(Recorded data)
══════
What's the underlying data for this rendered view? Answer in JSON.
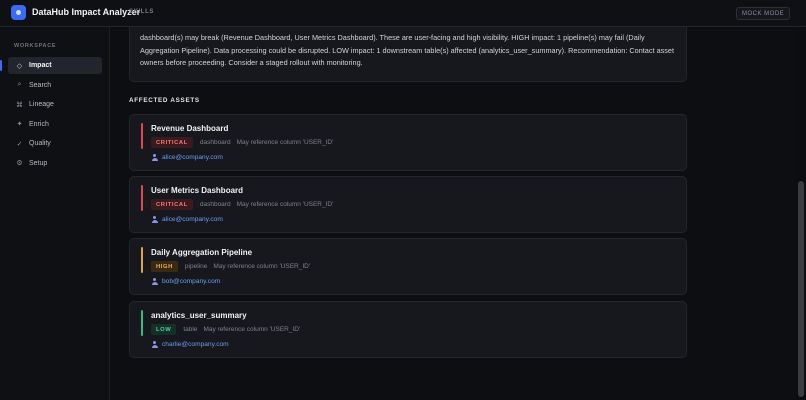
{
  "app": {
    "title": "DataHub Impact Analyzer",
    "badge": "SKILLS",
    "mock_mode": "MOCK MODE",
    "accent_color": "#3b6bf5"
  },
  "sidebar": {
    "section_label": "WORKSPACE",
    "items": [
      {
        "label": "Impact",
        "icon": "diamond-icon",
        "glyph": "◇",
        "active": true
      },
      {
        "label": "Search",
        "icon": "search-icon",
        "glyph": "⌕",
        "active": false
      },
      {
        "label": "Lineage",
        "icon": "lineage-icon",
        "glyph": "⌘",
        "active": false
      },
      {
        "label": "Enrich",
        "icon": "sparkle-icon",
        "glyph": "✦",
        "active": false
      },
      {
        "label": "Quality",
        "icon": "check-icon",
        "glyph": "✓",
        "active": false
      },
      {
        "label": "Setup",
        "icon": "gear-icon",
        "glyph": "⚙",
        "active": false
      }
    ]
  },
  "summary": {
    "text": "dashboard(s) may break (Revenue Dashboard, User Metrics Dashboard). These are user-facing and high visibility. HIGH impact: 1 pipeline(s) may fail (Daily Aggregation Pipeline). Data processing could be disrupted. LOW impact: 1 downstream table(s) affected (analytics_user_summary). Recommendation: Contact asset owners before proceeding. Consider a staged rollout with monitoring."
  },
  "assets": {
    "section_label": "AFFECTED ASSETS",
    "items": [
      {
        "name": "Revenue Dashboard",
        "severity": "CRITICAL",
        "type": "dashboard",
        "note": "May reference column 'USER_ID'",
        "owner": "alice@company.com",
        "accent": "#e0474c",
        "badge_bg": "#3a1a1c",
        "badge_fg": "#f07a7e"
      },
      {
        "name": "User Metrics Dashboard",
        "severity": "CRITICAL",
        "type": "dashboard",
        "note": "May reference column 'USER_ID'",
        "owner": "alice@company.com",
        "accent": "#e0474c",
        "badge_bg": "#3a1a1c",
        "badge_fg": "#f07a7e"
      },
      {
        "name": "Daily Aggregation Pipeline",
        "severity": "HIGH",
        "type": "pipeline",
        "note": "May reference column 'USER_ID'",
        "owner": "bob@company.com",
        "accent": "#e8a23a",
        "badge_bg": "#3a2a14",
        "badge_fg": "#f0b054"
      },
      {
        "name": "analytics_user_summary",
        "severity": "LOW",
        "type": "table",
        "note": "May reference column 'USER_ID'",
        "owner": "charlie@company.com",
        "accent": "#2fbf7e",
        "badge_bg": "#15302a",
        "badge_fg": "#4fd494"
      }
    ]
  }
}
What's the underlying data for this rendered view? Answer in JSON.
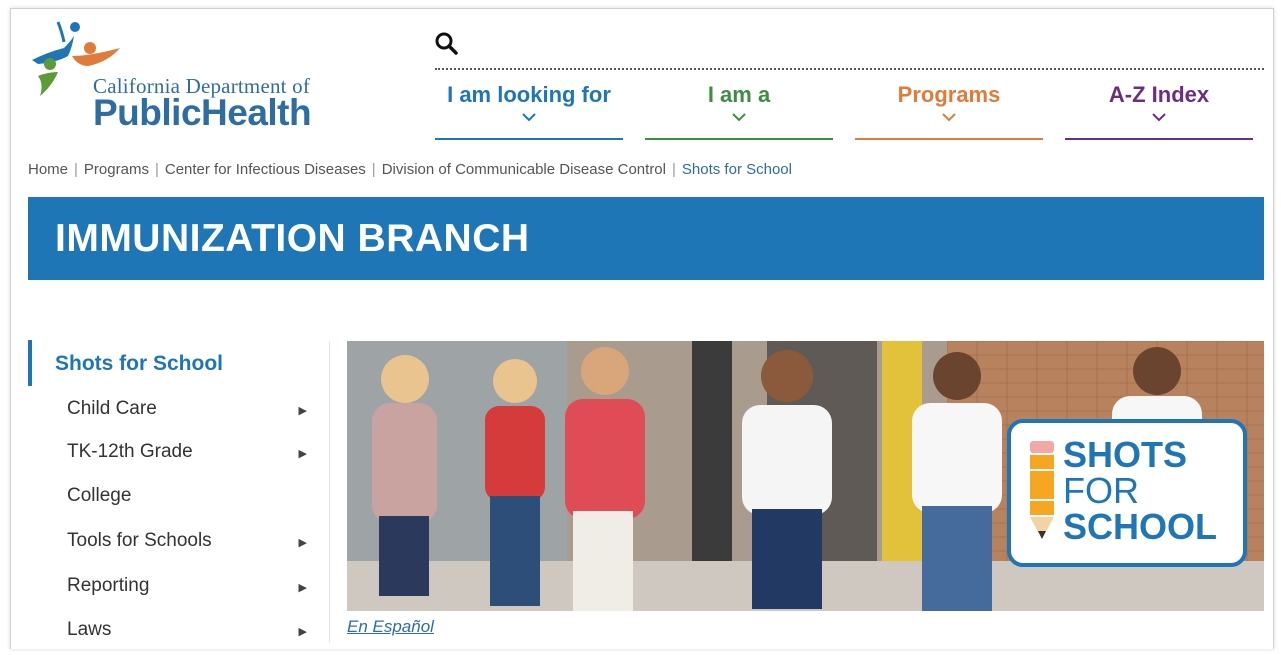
{
  "logo": {
    "org_line1": "California Department of",
    "org_line2": "PublicHealth"
  },
  "search": {
    "icon": "search-icon"
  },
  "nav": [
    {
      "label": "I am looking for",
      "color": "#1f76b6"
    },
    {
      "label": "I am a",
      "color": "#3e8e41"
    },
    {
      "label": "Programs",
      "color": "#e07b3a"
    },
    {
      "label": "A-Z Index",
      "color": "#6b2c84"
    }
  ],
  "breadcrumb": {
    "items": [
      "Home",
      "Programs",
      "Center for Infectious Diseases",
      "Division of Communicable Disease Control"
    ],
    "current": "Shots for School"
  },
  "banner": {
    "title": "IMMUNIZATION BRANCH",
    "color": "#1f76b6"
  },
  "sidebar": {
    "title": "Shots for School",
    "items": [
      {
        "label": "Child Care",
        "has_submenu": true
      },
      {
        "label": "TK-12th Grade",
        "has_submenu": true
      },
      {
        "label": "College",
        "has_submenu": false
      },
      {
        "label": "Tools for Schools",
        "has_submenu": true
      },
      {
        "label": "Reporting",
        "has_submenu": true
      },
      {
        "label": "Laws",
        "has_submenu": true
      }
    ]
  },
  "hero": {
    "badge_line1": "SHOTS",
    "badge_line2": "FOR",
    "badge_line3": "SCHOOL"
  },
  "links": {
    "en_espanol": "En Español"
  }
}
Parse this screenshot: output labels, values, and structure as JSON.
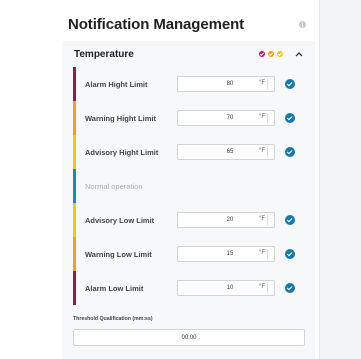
{
  "header": {
    "title": "Notification Management"
  },
  "section": {
    "title": "Temperature",
    "status_colors": [
      "#c2185b",
      "#f59e0b",
      "#f2c511"
    ]
  },
  "rows": [
    {
      "label": "Alarm Hight Limit",
      "value": "80",
      "unit": "°F",
      "color": "#8e1b4d",
      "checked": true
    },
    {
      "label": "Warning Hight Limit",
      "value": "70",
      "unit": "°F",
      "color": "#f29d2c",
      "checked": true
    },
    {
      "label": "Advisory Hight Limit",
      "value": "65",
      "unit": "°F",
      "color": "#f5c518",
      "checked": true
    },
    {
      "label": "Normal operation",
      "color": "#1b8ab8"
    },
    {
      "label": "Advisory Low Limit",
      "value": "20",
      "unit": "°F",
      "color": "#f5c518",
      "checked": true
    },
    {
      "label": "Warning Low Limit",
      "value": "15",
      "unit": "°F",
      "color": "#f29d2c",
      "checked": true
    },
    {
      "label": "Alarm Low Limit",
      "value": "10",
      "unit": "°F",
      "color": "#8e1b4d",
      "checked": true
    }
  ],
  "threshold": {
    "label": "Threshold Qualification (mm:ss)",
    "value": "00:00"
  },
  "icons": {
    "info": "info-icon",
    "collapse": "chevron-up-icon",
    "check": "check-circle-icon"
  }
}
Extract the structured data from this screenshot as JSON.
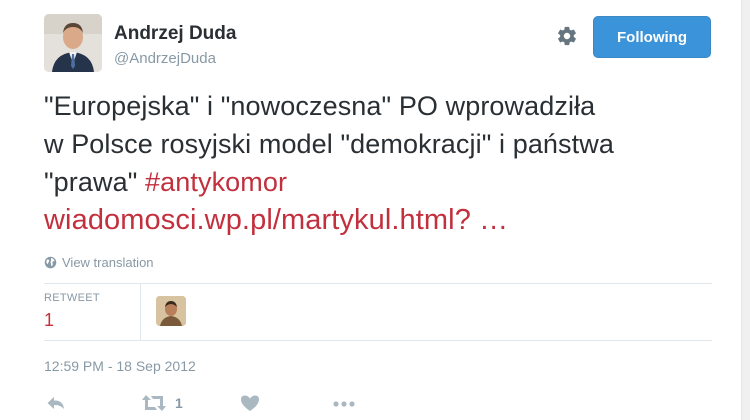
{
  "author": {
    "name": "Andrzej Duda",
    "handle": "@AndrzejDuda"
  },
  "follow_button": {
    "label": "Following"
  },
  "tweet": {
    "line1": "\"Europejska\" i \"nowoczesna\" PO wprowadziła",
    "line2": "w Polsce rosyjski model \"demokracji\" i państwa",
    "line3_text": "\"prawa\" ",
    "hashtag": "#antykomor",
    "link": "wiadomosci.wp.pl/martykul.html? …"
  },
  "translation": {
    "label": "View translation"
  },
  "stats": {
    "retweet_label": "RETWEET",
    "retweet_count": "1"
  },
  "timestamp": "12:59 PM - 18 Sep 2012",
  "actions": {
    "retweet_count": "1"
  },
  "icons": {
    "settings": "gear-icon",
    "globe": "globe-icon",
    "reply": "reply-icon",
    "retweet": "retweet-icon",
    "like": "heart-icon",
    "more": "more-icon"
  },
  "colors": {
    "accent": "#3b94d9",
    "link": "#c2303e",
    "muted": "#8899a6"
  }
}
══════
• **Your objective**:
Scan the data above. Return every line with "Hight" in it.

• **Response for this exercise**:
      "label": "Alarm Hight Limit",
      "label": "Warning Hight Limit",
      "label": "Advisory Hight Limit",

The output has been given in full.